Together, they weather the ups and downs of a blind date that's been arranged by her sister, Lauren. It's certainly not the case of opposites attracting for the would-be couple. But they're both polite, and they make it through awkward drinks at the bar. Eventually, graciousness turns to tentative like, and at that point, they figure they might as well have a quick bite while they're at it.
It's the sort of encounter, culminating with Aaron and Casey's goodnight to one another, which could provide the fodder for maybe the first two scenes of a musical, not much more. So, to fill out 90 minutes of stage time, the show's creators have packed it with fantasy sequences in which the central characters imagine possible outcomes to their relationships, are visited by loved ones, and remember previous lovers.
The result is a book musical that feels a more like a revue. There's no doubt that songwriters Alan Zachary and Michael Weiner provide some delicious material for these moments. A crowd-pleaser early on is a electro-rap that's delivered by Casey's gay BFF Reggie as he makes a bailout phone call to her.
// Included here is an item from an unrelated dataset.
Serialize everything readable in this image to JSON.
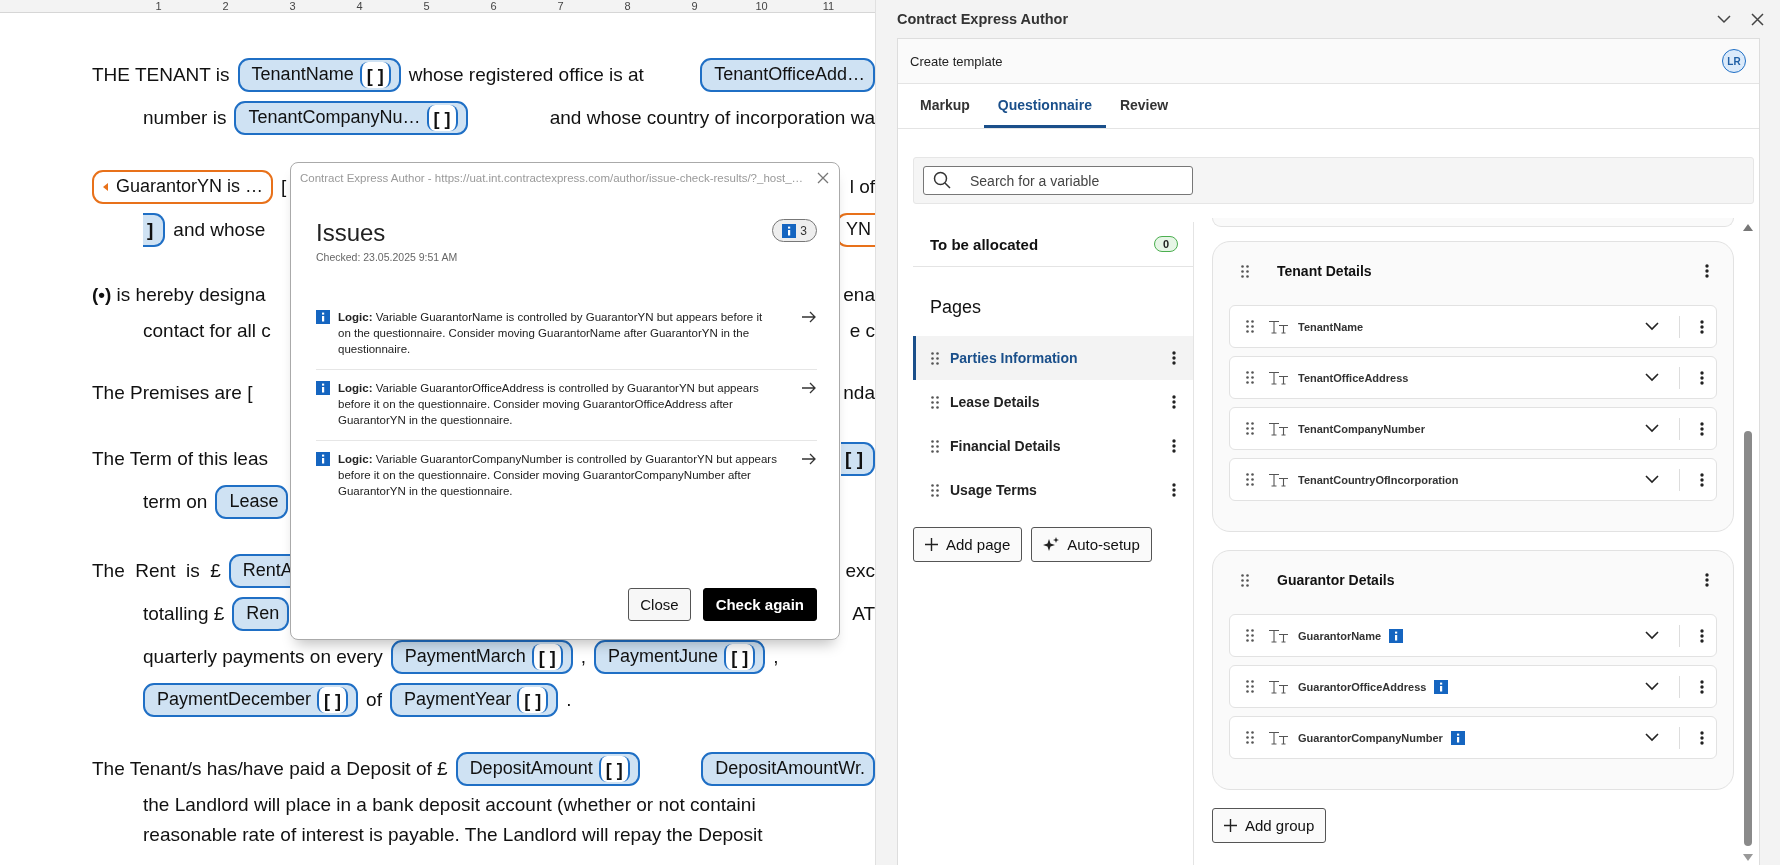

Unfortunately, Reggie - and the song - make two more appearances, sadly diminishing the impact of the character and the tune.
A more effective sequence is "The World Wide Web Is Forever," a number in which the specter of Google invades the couple's space as Aaron admits that he did a little online snooping about Casey before coming to meet her. And even though it stops the show dead in its tracks, "I'd Order Love" delights. It's a kind of homage to Kander and Ebb that's delivered with Liza Minnelli-like panache by Blake Hammond as the restaurant's seemingly sole waiter.
Elsewhere though, "The Girl for You," which combines Kletzmer and liturgical sensibilities with hip hop, wearies as Aaron contemplates the reaction that his Jewish family and Casey's gentile one might have to their eventual marriage. Equally tiresome is a hard rock number that takes Casey back to her days with a couple of Brit bad boy lovers.
It's not that there's anything wrong with the craftsmanship of these songs or that they're poorly performed. On the contrary, Zachary and Weiner's work has a pleasing pop sensibility and intelligence (rhyming "The First Noel" with "gates of Hell" is more than okay) that makes one want to hear more from them, and a multiply cast ensemble of five (Hammond, along with Sara Chase, Kristofer Cusick Kate Loprest, and Bryce Ryness) are indefatigable and amusing.
The problem is that the songs interrupt and distract from the show's central arc that audiences are being asked to emotionally invest themselves in. It's little surprise that the few times that Casey and Aaron are allowed to express their feelings in song, the show comes more satisfyingly to life. "Safer," a ballad in which Casey describes the reasons for her chilly, distant facade, has real heft, and a patter song in which Aaron finally cuts his ties with the woman who left him standing under the chuppah (yes, she's in his imagination) is a comic treat.
It's a tribute to Levi's and Rodriguez's work that audiences should care. In his Broadway debut, Levi proves that he not only has the pipes to deliver a tune, but he's also a terrifically gifted stage comedian, who can make some of Aaron's worst wrong-headed remarks both hysterical and endearing. Rodriguez, who's saddled with an underdeveloped character, ultimately overcomes most of the role's obstacles, traversing Casey's slow-to-warm arc gracefully.
The show, directed by Bill Berry and featuring musical staging by Josh Rhodes, unfolds efficiently enough within the confines of scenic designer David Gallo's chic restaurant environment, which is enhanced by his projections that help to vary any visual monotony for audiences who might come to feel claustrophobic in this one location tuner. Similarly, David C. Wooland's attractive contemporary costumes hold more than a few surprises, particularly as the ensemble members dart between their various characters, ably mimicking the zippy tone of this lighthearted tuner.
-- Andy Propst
First Date plays at the Longacre Theatre (220 West 48th Street). Performances are Tuesday at 7pm, Wednesday-Saturday at 8pm, Saturday at 2pm and Sunday at 3pm and 7pm. For further information and tickets, visit www.FirstDateTheMusical.com